▶ [Brief] Exactly as it appears, restate the whole listing.

***** Study material *****

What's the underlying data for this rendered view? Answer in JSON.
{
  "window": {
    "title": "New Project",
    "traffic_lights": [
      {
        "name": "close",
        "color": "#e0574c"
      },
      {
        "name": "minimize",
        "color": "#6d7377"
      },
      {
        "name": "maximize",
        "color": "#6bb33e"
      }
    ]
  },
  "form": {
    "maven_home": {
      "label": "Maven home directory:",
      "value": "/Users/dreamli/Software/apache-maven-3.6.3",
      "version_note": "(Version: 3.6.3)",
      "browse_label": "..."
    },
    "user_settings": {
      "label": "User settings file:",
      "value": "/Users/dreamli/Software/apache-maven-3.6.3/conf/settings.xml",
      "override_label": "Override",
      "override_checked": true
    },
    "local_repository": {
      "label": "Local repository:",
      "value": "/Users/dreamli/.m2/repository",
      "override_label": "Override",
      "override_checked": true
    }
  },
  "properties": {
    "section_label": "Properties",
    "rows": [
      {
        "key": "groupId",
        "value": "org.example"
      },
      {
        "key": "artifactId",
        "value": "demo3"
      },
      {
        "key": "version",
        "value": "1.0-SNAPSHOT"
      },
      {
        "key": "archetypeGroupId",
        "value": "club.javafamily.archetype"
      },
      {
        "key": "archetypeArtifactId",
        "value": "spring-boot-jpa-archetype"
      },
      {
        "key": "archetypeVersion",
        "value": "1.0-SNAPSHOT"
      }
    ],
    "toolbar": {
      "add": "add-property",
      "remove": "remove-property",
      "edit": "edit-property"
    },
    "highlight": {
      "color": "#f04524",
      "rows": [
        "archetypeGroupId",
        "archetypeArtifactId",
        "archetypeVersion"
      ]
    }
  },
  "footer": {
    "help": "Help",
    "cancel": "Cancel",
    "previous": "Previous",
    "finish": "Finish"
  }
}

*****

▶ [The completed task]
What's the underlying data for this rendered view? Answer in JSON.
{
  "window": {
    "title": "New Project",
    "traffic_lights": [
      {
        "name": "close",
        "color": "#e0574c"
      },
      {
        "name": "minimize",
        "color": "#6d7377"
      },
      {
        "name": "maximize",
        "color": "#6bb33e"
      }
    ]
  },
  "form": {
    "maven_home": {
      "label": "Maven home directory:",
      "value": "/Users/dreamli/Software/apache-maven-3.6.3",
      "version_note": "(Version: 3.6.3)",
      "browse_label": "..."
    },
    "user_settings": {
      "label": "User settings file:",
      "value": "/Users/dreamli/Software/apache-maven-3.6.3/conf/settings.xml",
      "override_label": "Override",
      "override_checked": true
    },
    "local_repository": {
      "label": "Local repository:",
      "value": "/Users/dreamli/.m2/repository",
      "override_label": "Override",
      "override_checked": true
    }
  },
  "properties": {
    "section_label": "Properties",
    "rows": [
      {
        "key": "groupId",
        "value": "org.example"
      },
      {
        "key": "artifactId",
        "value": "demo3"
      },
      {
        "key": "version",
        "value": "1.0-SNAPSHOT"
      },
      {
        "key": "archetypeGroupId",
        "value": "club.javafamily.archetype"
      },
      {
        "key": "archetypeArtifactId",
        "value": "spring-boot-jpa-archetype"
      },
      {
        "key": "archetypeVersion",
        "value": "1.0-SNAPSHOT"
      }
    ],
    "toolbar": {
      "add": "add-property",
      "remove": "remove-property",
      "edit": "edit-property"
    },
    "highlight": {
      "color": "#f04524",
      "rows": [
        "archetypeGroupId",
        "archetypeArtifactId",
        "archetypeVersion"
      ]
    }
  },
  "footer": {
    "help": "Help",
    "cancel": "Cancel",
    "previous": "Previous",
    "finish": "Finish"
  }
}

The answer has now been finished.